Assessing the exact size of the market for illegal antiquities is impossible, but a study by the non-profit organisation Global Financial Integrity estimates its annual global value stood between US$1.2 billion and US$1.6 billion. Another study by Unesco estimates that China might hold about 20 per cent of the illicit market, similar to the Chinese share of the legal art market. Lehr says recent discoveries point to a massive illegal trade. She cites a computer seized from IS in Syria showing the terrorist group was earning US$5 million a year from illegal antiquities.
It is not just China’s heritage that passes through Hong Kong. Gruber says looted antiquities from countries such as India and Cambodia also end up here, where they are whitewashed and shipped out with forged papers.
In 2012, the FBI brought down Subhash Kapoor, a well-known art dealer from Manhattan, who is awaiting trial in India. Kapoor is accused of smuggling and selling hundreds of stolen artefacts from India, The Indian Express reported. Many of these artefacts passed through Hong Kong, including a rare 900-year-old Shiva sculpture bought by the National Gallery of Australia, which was later returned to India in 2016.
Some experts are now worried that the Belt and Road Initiative might lead to a new wave of pieces arriving in Hong Kong from territories with poor law enforcement in Central Asia and the Middle East.
Meanwhile, the Chinese government has strengthened efforts to protect its long heritage, after decades of foreign occupation, civil war and Mao’s Cultural Revolution led to the destruction and pillage of ancient sites. More than 10 million Chinese antiques are currently overseas, according to official figures quoted by China Daily.
“Some of the biggest imperial tombs were looted in the past, and you could see … some really important relics displayed in stores,” said Jiang Qiqi, curator of several exhibitions on Chinese art, and founder of the online auction aggregator ePaiLive.
Now, any object unearthed from a tomb belongs to the state, by law. But many sites have already been left empty – 95 per cent of tombs have already been assaulted, Chinese archeologist Lei Xingshan told The Guardian in 2012.
And China’s looters have not quit. Last September, the police detained six tomb raiders operating in China’s central Hubei and Hunan provinces. The leader of the gang had learned feng shui with the aim of locating unknown tombs, according to the Xinhua News Agency. Using feng shui, gangs could better guess the location of auspicious sites for tombs and their treasures.
The government has compiled a list of all the national relics in the country and strengthened the monitoring of relics, Jiang says.
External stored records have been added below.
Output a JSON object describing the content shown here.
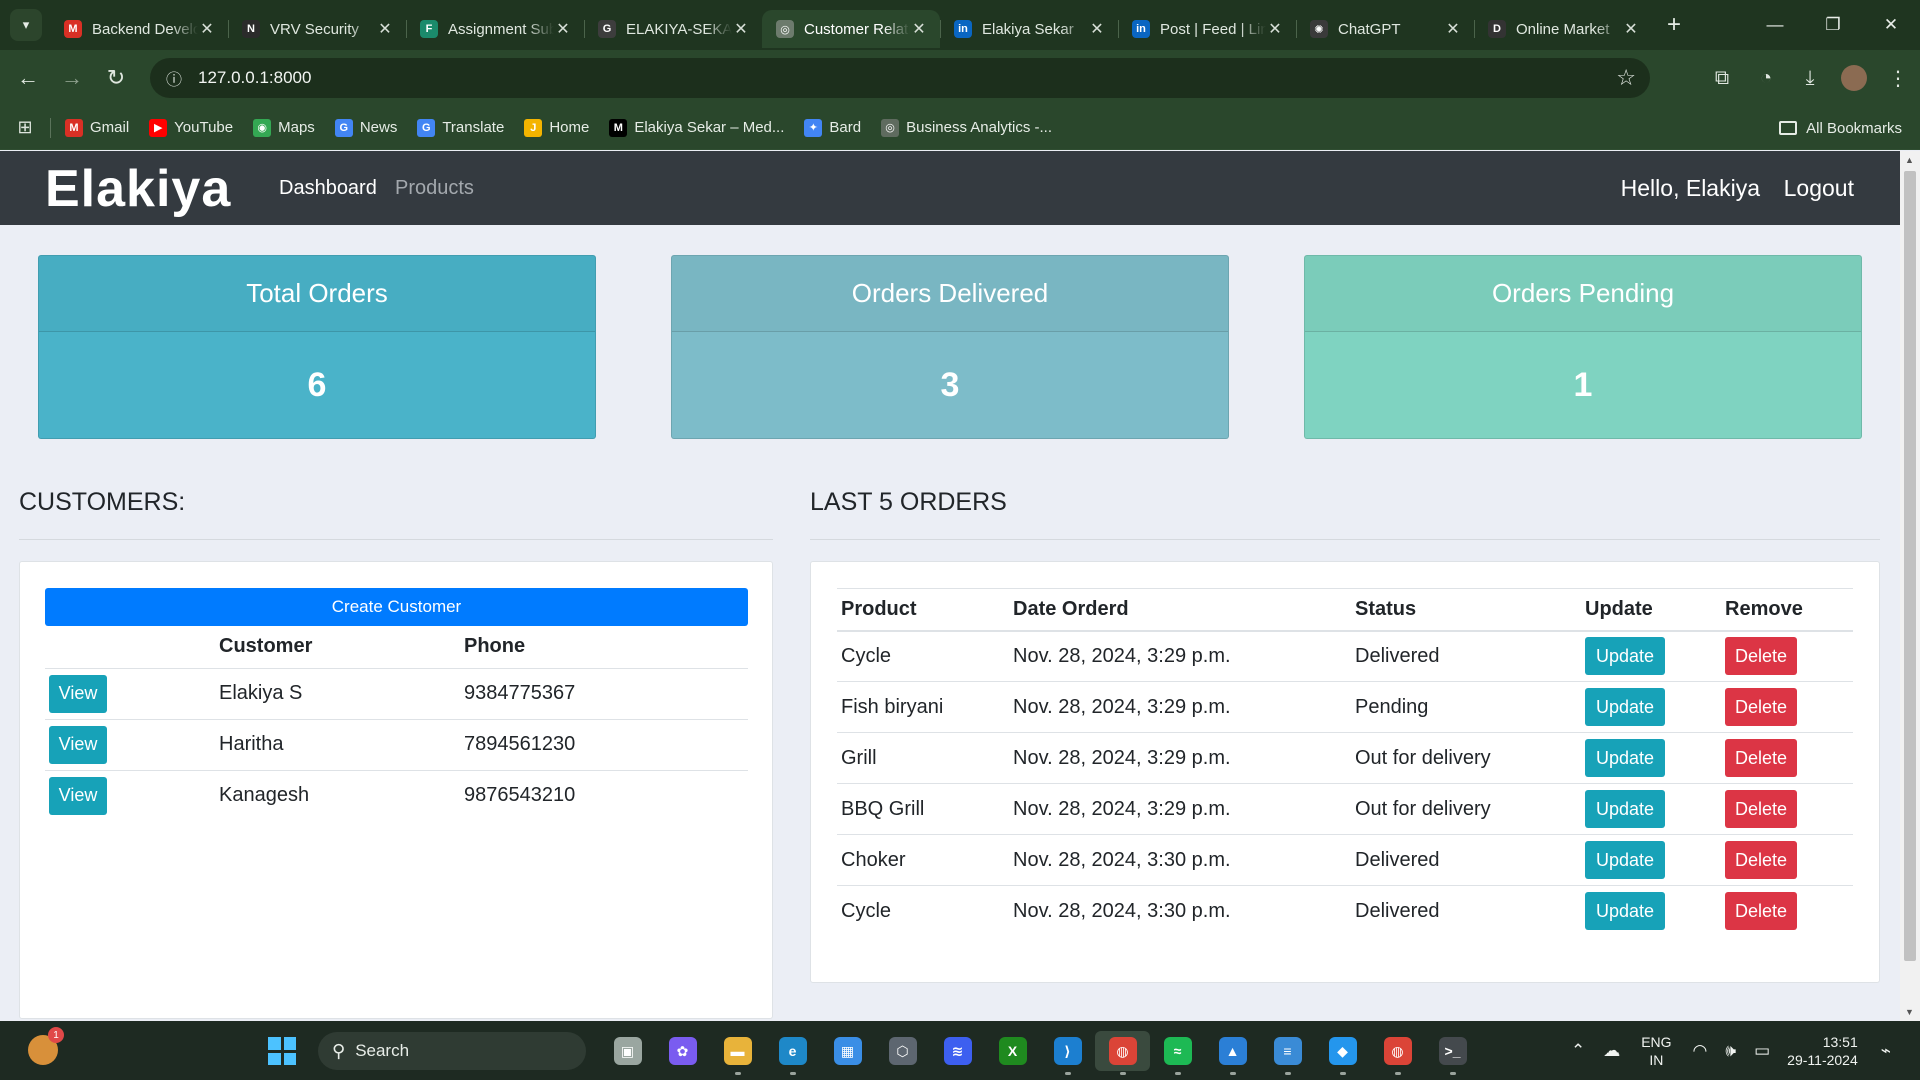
{
  "browser": {
    "tabs": [
      {
        "title": "Backend Developer",
        "favicon": "gmail-icon",
        "color": "#d93025",
        "glyph": "M",
        "active": false
      },
      {
        "title": "VRV Security",
        "favicon": "notion-icon",
        "color": "#2b2b2b",
        "glyph": "N",
        "active": false
      },
      {
        "title": "Assignment Submission",
        "favicon": "forms-icon",
        "color": "#1b8a6b",
        "glyph": "F",
        "active": false
      },
      {
        "title": "ELAKIYA-SEKAR",
        "favicon": "github-icon",
        "color": "#3d3d3d",
        "glyph": "G",
        "active": false
      },
      {
        "title": "Customer Relationship",
        "favicon": "globe-icon",
        "color": "#6d7b6d",
        "glyph": "◎",
        "active": true
      },
      {
        "title": "Elakiya Sekar",
        "favicon": "linkedin-icon",
        "color": "#0a66c2",
        "glyph": "in",
        "active": false
      },
      {
        "title": "Post | Feed | LinkedIn",
        "favicon": "linkedin-icon",
        "color": "#0a66c2",
        "glyph": "in",
        "active": false
      },
      {
        "title": "ChatGPT",
        "favicon": "openai-icon",
        "color": "#3a3a3a",
        "glyph": "✺",
        "active": false
      },
      {
        "title": "Online Market",
        "favicon": "d-icon",
        "color": "#333333",
        "glyph": "D",
        "active": false
      }
    ],
    "url": "127.0.0.1:8000",
    "bookmarks": [
      {
        "label": "Gmail",
        "color": "#d93025",
        "glyph": "M"
      },
      {
        "label": "YouTube",
        "color": "#ff0000",
        "glyph": "▶"
      },
      {
        "label": "Maps",
        "color": "#34a853",
        "glyph": "◉"
      },
      {
        "label": "News",
        "color": "#4285f4",
        "glyph": "G"
      },
      {
        "label": "Translate",
        "color": "#4285f4",
        "glyph": "G"
      },
      {
        "label": "Home",
        "color": "#f4b400",
        "glyph": "J"
      },
      {
        "label": "Elakiya Sekar – Med...",
        "color": "#000000",
        "glyph": "M"
      },
      {
        "label": "Bard",
        "color": "#4285f4",
        "glyph": "✦"
      },
      {
        "label": "Business Analytics -...",
        "color": "#5f6b5f",
        "glyph": "◎"
      }
    ],
    "all_bookmarks": "All Bookmarks"
  },
  "site": {
    "brand": "Elakiya",
    "nav": {
      "dashboard": "Dashboard",
      "products": "Products",
      "hello": "Hello, Elakiya",
      "logout": "Logout"
    },
    "stats": [
      {
        "label": "Total Orders",
        "value": "6",
        "color": "#4ab3c9"
      },
      {
        "label": "Orders Delivered",
        "value": "3",
        "color": "#7dbcc9"
      },
      {
        "label": "Orders Pending",
        "value": "1",
        "color": "#7fd3c1"
      }
    ],
    "customers_title": "CUSTOMERS:",
    "orders_title": "LAST 5 ORDERS",
    "create_customer": "Create Customer",
    "customer_headers": [
      "",
      "Customer",
      "Phone"
    ],
    "view_label": "View",
    "customers": [
      {
        "name": "Elakiya S",
        "phone": "9384775367"
      },
      {
        "name": "Haritha",
        "phone": "7894561230"
      },
      {
        "name": "Kanagesh",
        "phone": "9876543210"
      }
    ],
    "order_headers": [
      "Product",
      "Date Orderd",
      "Status",
      "Update",
      "Remove"
    ],
    "update_label": "Update",
    "delete_label": "Delete",
    "orders": [
      {
        "product": "Cycle",
        "date": "Nov. 28, 2024, 3:29 p.m.",
        "status": "Delivered"
      },
      {
        "product": "Fish biryani",
        "date": "Nov. 28, 2024, 3:29 p.m.",
        "status": "Pending"
      },
      {
        "product": "Grill",
        "date": "Nov. 28, 2024, 3:29 p.m.",
        "status": "Out for delivery"
      },
      {
        "product": "BBQ Grill",
        "date": "Nov. 28, 2024, 3:29 p.m.",
        "status": "Out for delivery"
      },
      {
        "product": "Choker",
        "date": "Nov. 28, 2024, 3:30 p.m.",
        "status": "Delivered"
      },
      {
        "product": "Cycle",
        "date": "Nov. 28, 2024, 3:30 p.m.",
        "status": "Delivered"
      }
    ]
  },
  "taskbar": {
    "weather_badge": "1",
    "search_label": "Search",
    "apps": [
      {
        "name": "task-view-icon",
        "color": "#9aa6a0",
        "glyph": "▣"
      },
      {
        "name": "copilot-icon",
        "color": "#7a5cf0",
        "glyph": "✿"
      },
      {
        "name": "file-explorer-icon",
        "color": "#e8b33a",
        "glyph": "▬"
      },
      {
        "name": "edge-icon",
        "color": "#1e88c8",
        "glyph": "e"
      },
      {
        "name": "microsoft-store-icon",
        "color": "#3a8ee6",
        "glyph": "▦"
      },
      {
        "name": "unity-icon",
        "color": "#5d6670",
        "glyph": "⬡"
      },
      {
        "name": "powerautomate-icon",
        "color": "#3d5ff0",
        "glyph": "≋"
      },
      {
        "name": "xbox-icon",
        "color": "#1f8a1f",
        "glyph": "X"
      },
      {
        "name": "vscode-icon",
        "color": "#1c7fd0",
        "glyph": "⟩"
      },
      {
        "name": "chrome-icon",
        "color": "#db4437",
        "glyph": "◍"
      },
      {
        "name": "spotify-icon",
        "color": "#1db954",
        "glyph": "≈"
      },
      {
        "name": "photos-icon",
        "color": "#2b7fd6",
        "glyph": "▲"
      },
      {
        "name": "notepad-icon",
        "color": "#3a8bd6",
        "glyph": "≡"
      },
      {
        "name": "docker-icon",
        "color": "#2496ed",
        "glyph": "◆"
      },
      {
        "name": "chrome-profile-icon",
        "color": "#db4437",
        "glyph": "◍"
      },
      {
        "name": "terminal-icon",
        "color": "#44494d",
        "glyph": ">_"
      }
    ],
    "lang_top": "ENG",
    "lang_bottom": "IN",
    "time": "13:51",
    "date": "29-11-2024"
  }
}
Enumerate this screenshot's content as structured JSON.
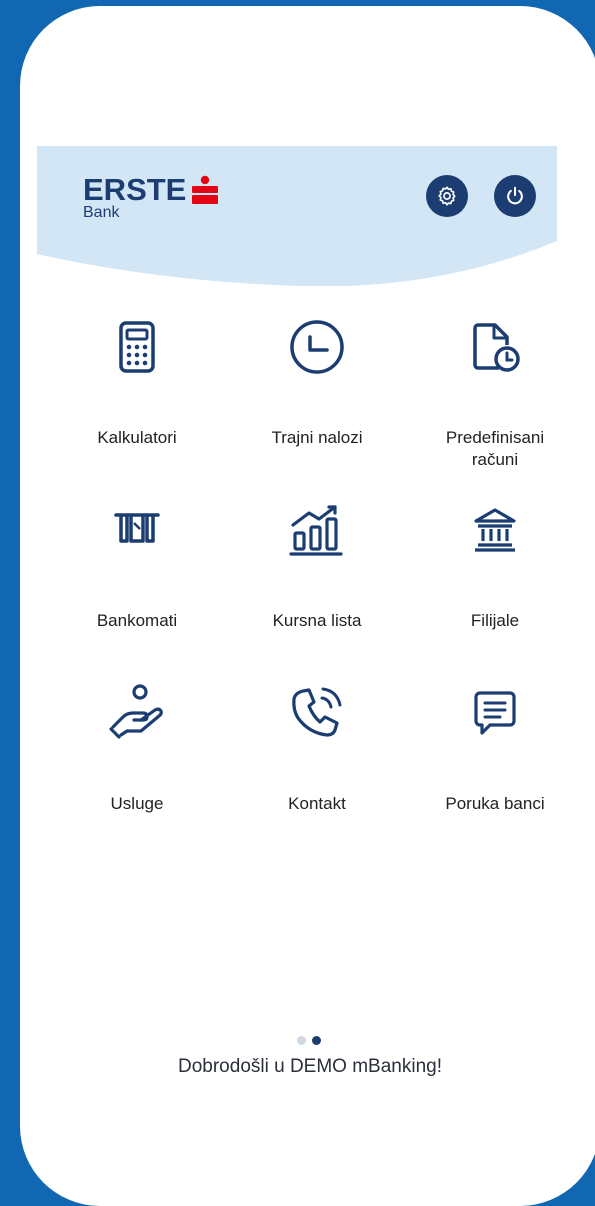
{
  "colors": {
    "frame": "#1167b1",
    "header_bg": "#d3e6f5",
    "brand_navy": "#1b3d72",
    "brand_red": "#e30613",
    "dot_inactive": "#d0d8e2",
    "dot_active": "#1b3d72"
  },
  "header": {
    "logo_text": "ERSTE",
    "logo_sub": "Bank",
    "settings_icon": "gear-icon",
    "logout_icon": "power-icon"
  },
  "menu": [
    {
      "label": "Kalkulatori",
      "icon": "calculator-icon"
    },
    {
      "label": "Trajni nalozi",
      "icon": "clock-icon"
    },
    {
      "label": "Predefinisani računi",
      "icon": "document-clock-icon"
    },
    {
      "label": "Bankomati",
      "icon": "atm-icon"
    },
    {
      "label": "Kursna lista",
      "icon": "bar-chart-icon"
    },
    {
      "label": "Filijale",
      "icon": "bank-building-icon"
    },
    {
      "label": "Usluge",
      "icon": "hand-service-icon"
    },
    {
      "label": "Kontakt",
      "icon": "phone-icon"
    },
    {
      "label": "Poruka banci",
      "icon": "message-icon"
    }
  ],
  "pagination": {
    "total": 2,
    "active": 2
  },
  "footer": {
    "welcome": "Dobrodošli u DEMO mBanking!"
  }
}
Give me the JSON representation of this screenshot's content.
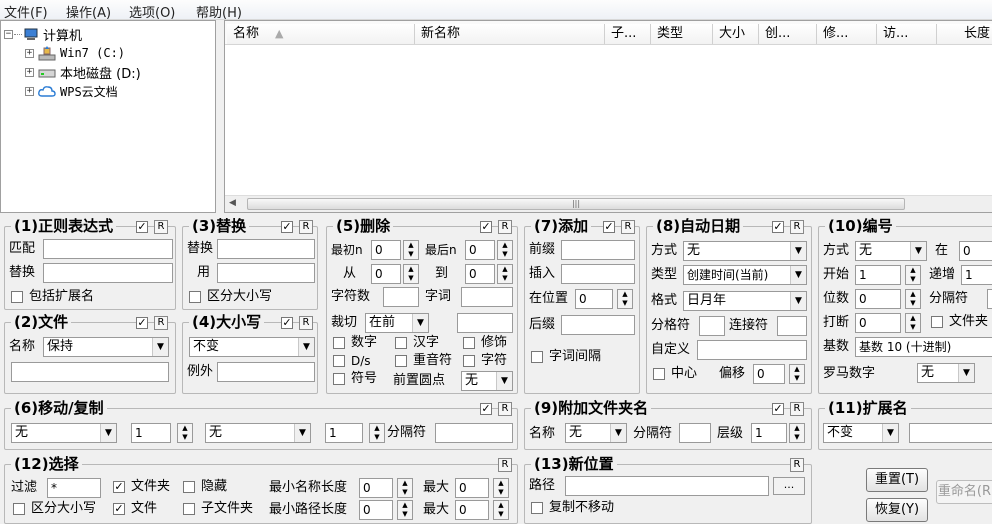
{
  "menu": [
    "文件(F)",
    "操作(A)",
    "选项(O)",
    "帮助(H)"
  ],
  "tree": {
    "root": "计算机",
    "items": [
      "Win7 (C:)",
      "本地磁盘 (D:)",
      "WPS云文档"
    ]
  },
  "list": {
    "columns": [
      "名称",
      "新名称",
      "子...",
      "类型",
      "大小",
      "创...",
      "修...",
      "访...",
      "长度"
    ]
  },
  "regex": {
    "title": "(1)正则表达式",
    "match_label": "匹配",
    "replace_label": "替换",
    "match_value": "",
    "replace_value": "",
    "ext_label": "包括扩展名",
    "checked": true
  },
  "replace": {
    "title": "(3)替换",
    "replace_label": "替换",
    "with_label": "用",
    "case_label": "区分大小写",
    "checked": true
  },
  "file": {
    "title": "(2)文件",
    "name_label": "名称",
    "name_value": "保持",
    "checked": true
  },
  "case": {
    "title": "(4)大小写",
    "value": "不变",
    "except_label": "例外",
    "checked": true
  },
  "delete": {
    "title": "(5)删除",
    "checked": true,
    "first_n_label": "最初n",
    "first_n": "0",
    "last_n_label": "最后n",
    "last_n": "0",
    "from_label": "从",
    "from": "0",
    "to_label": "到",
    "to": "0",
    "chars_label": "字符数",
    "words_label": "字词",
    "crop_label": "裁切",
    "crop_value": "在前",
    "opts": [
      "数字",
      "汉字",
      "修饰",
      "D/s",
      "重音符",
      "字符",
      "符号"
    ],
    "lead_dots_label": "前置圆点",
    "lead_dots_value": "无"
  },
  "add": {
    "title": "(7)添加",
    "checked": true,
    "prefix_label": "前缀",
    "insert_label": "插入",
    "at_pos_label": "在位置",
    "at_pos": "0",
    "suffix_label": "后缀",
    "word_space_label": "字词间隔"
  },
  "autodate": {
    "title": "(8)自动日期",
    "checked": true,
    "mode_label": "方式",
    "mode": "无",
    "type_label": "类型",
    "type": "创建时间(当前)",
    "format_label": "格式",
    "format": "日月年",
    "sep_label": "分格符",
    "conn_label": "连接符",
    "custom_label": "自定义",
    "center_label": "中心",
    "offset_label": "偏移",
    "offset": "0"
  },
  "number": {
    "title": "(10)编号",
    "mode_label": "方式",
    "mode": "无",
    "at_label": "在",
    "at": "0",
    "start_label": "开始",
    "start": "1",
    "incr_label": "递增",
    "incr": "1",
    "digits_label": "位数",
    "digits": "0",
    "sep_label": "分隔符",
    "break_label": "打断",
    "break": "0",
    "folder_label": "文件夹",
    "base_label": "基数",
    "base": "基数 10 (十进制)",
    "roman_label": "罗马数字",
    "roman": "无"
  },
  "move": {
    "title": "(6)移动/复制",
    "checked": true,
    "sel1": "无",
    "num1": "1",
    "sel2": "无",
    "num2": "1",
    "sep_label": "分隔符"
  },
  "append": {
    "title": "(9)附加文件夹名",
    "checked": true,
    "name_label": "名称",
    "name": "无",
    "sep_label": "分隔符",
    "level_label": "层级",
    "level": "1"
  },
  "ext": {
    "title": "(11)扩展名",
    "value": "不变"
  },
  "select": {
    "title": "(12)选择",
    "filter_label": "过滤",
    "filter": "*",
    "folders_label": "文件夹",
    "hidden_label": "隐藏",
    "min_name_label": "最小名称长度",
    "min_name": "0",
    "max_label": "最大",
    "max_name": "0",
    "case_label": "区分大小写",
    "files_label": "文件",
    "subfolders_label": "子文件夹",
    "min_path_label": "最小路径长度",
    "min_path": "0",
    "max_path": "0"
  },
  "newloc": {
    "title": "(13)新位置",
    "path_label": "路径",
    "copy_label": "复制不移动",
    "browse": "..."
  },
  "buttons": {
    "reset": "重置(T)",
    "restore": "恢复(Y)",
    "rename": "重命名(R)"
  },
  "r_label": "R",
  "check_mark": "✓"
}
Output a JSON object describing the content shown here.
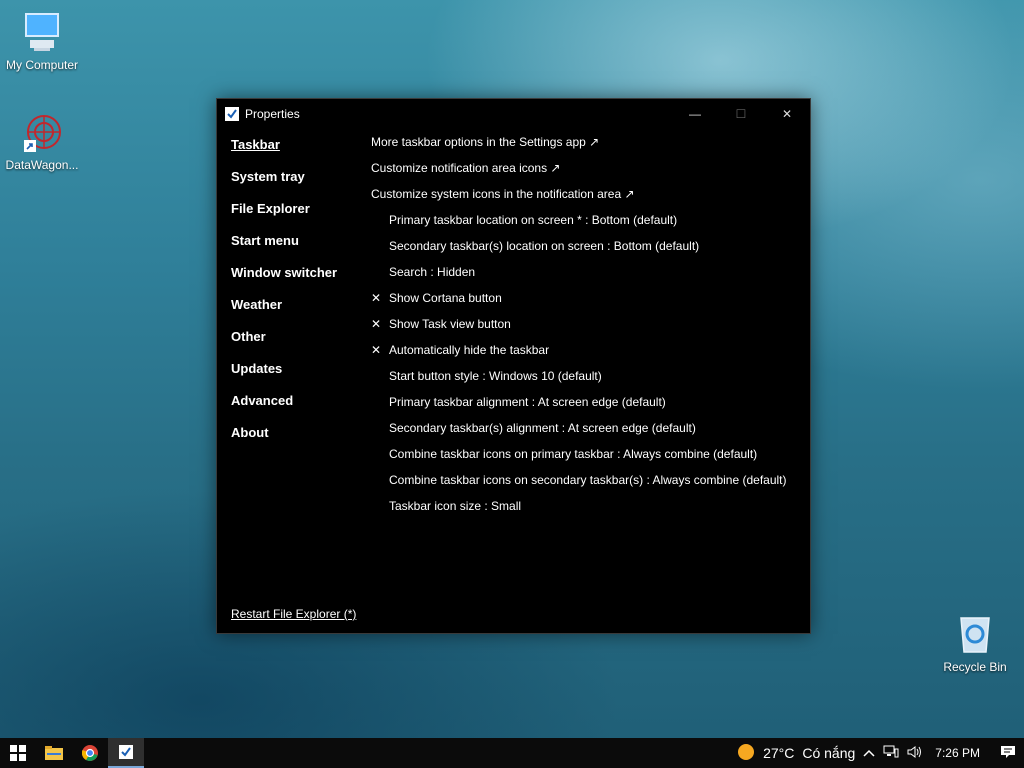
{
  "desktop": {
    "icons": [
      {
        "label": "My Computer",
        "icon": "computer-icon"
      },
      {
        "label": "DataWagon...",
        "icon": "datawagon-shortcut-icon"
      },
      {
        "label": "Recycle Bin",
        "icon": "recycle-bin-icon"
      }
    ]
  },
  "window": {
    "title": "Properties",
    "controls": {
      "minimize": "—",
      "maximize": "☐",
      "close": "✕"
    },
    "nav": [
      {
        "label": "Taskbar",
        "active": true
      },
      {
        "label": "System tray"
      },
      {
        "label": "File Explorer"
      },
      {
        "label": "Start menu"
      },
      {
        "label": "Window switcher"
      },
      {
        "label": "Weather"
      },
      {
        "label": "Other"
      },
      {
        "label": "Updates"
      },
      {
        "label": "Advanced"
      },
      {
        "label": "About"
      }
    ],
    "options": [
      {
        "text": "More taskbar options in the Settings app ↗"
      },
      {
        "text": "Customize notification area icons ↗"
      },
      {
        "text": "Customize system icons in the notification area ↗"
      },
      {
        "text": "Primary taskbar location on screen * : Bottom (default)"
      },
      {
        "text": "Secondary taskbar(s) location on screen : Bottom (default)"
      },
      {
        "text": "Search : Hidden"
      },
      {
        "text": "Show Cortana button",
        "mark": "✕"
      },
      {
        "text": "Show Task view button",
        "mark": "✕"
      },
      {
        "text": "Automatically hide the taskbar",
        "mark": "✕"
      },
      {
        "text": "Start button style : Windows 10 (default)"
      },
      {
        "text": "Primary taskbar alignment : At screen edge (default)"
      },
      {
        "text": "Secondary taskbar(s) alignment : At screen edge (default)"
      },
      {
        "text": "Combine taskbar icons on primary taskbar : Always combine (default)"
      },
      {
        "text": "Combine taskbar icons on secondary taskbar(s) : Always combine (default)"
      },
      {
        "text": "Taskbar icon size : Small"
      }
    ],
    "restart_label": "Restart File Explorer (*)"
  },
  "taskbar": {
    "apps": [
      "windows-start-icon",
      "file-explorer-icon",
      "chrome-icon",
      "properties-app-icon"
    ],
    "weather": {
      "temp": "27°C",
      "condition": "Có nắng"
    },
    "time": "7:26 PM"
  }
}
The Chinese government also enhanced regulation on the local auction market last year, banning the sale of any “stolen, pirated or plundered” artefact at any point of history.
Antiques dealers say the measures are effective. “There’s a lot of things that the smugglers won’t try to pass through the Hong Kong border these days, and their number has been going down, as Xi Jinping clamps down on everything,” said antique dealer Roger Schwendeman. Other observers, such as Ratcliffe of The Art Loss Register, are less optimistic.
And while supply from China may be diminishing, thefts of Chinese antiquities from European collections might rise. University of Glasgow’s Smith says European museums have the best-preserved pieces, which might tempt more robbers. Kyoto University’s Gruber suspects members of the People’s Liberation Army are still helping to smuggle artefacts out of the country, and Chinese officials from different ranks are still “involved in the trade”.
As Hong Kong ramps up its bid to become a global art hub, experts have called for the city to close its doors to the illicit trade of cultural property once and for all. “Only if Hong Kong implements comprehensive legislation regarding the trade, import and export of antiquities from China and the rest of Asia will Asian countries be able to protect their own national heritage effectively,” says Smith.
(This article appears in the March issue of The Peak magazine, available at selected bookstores and by invitation)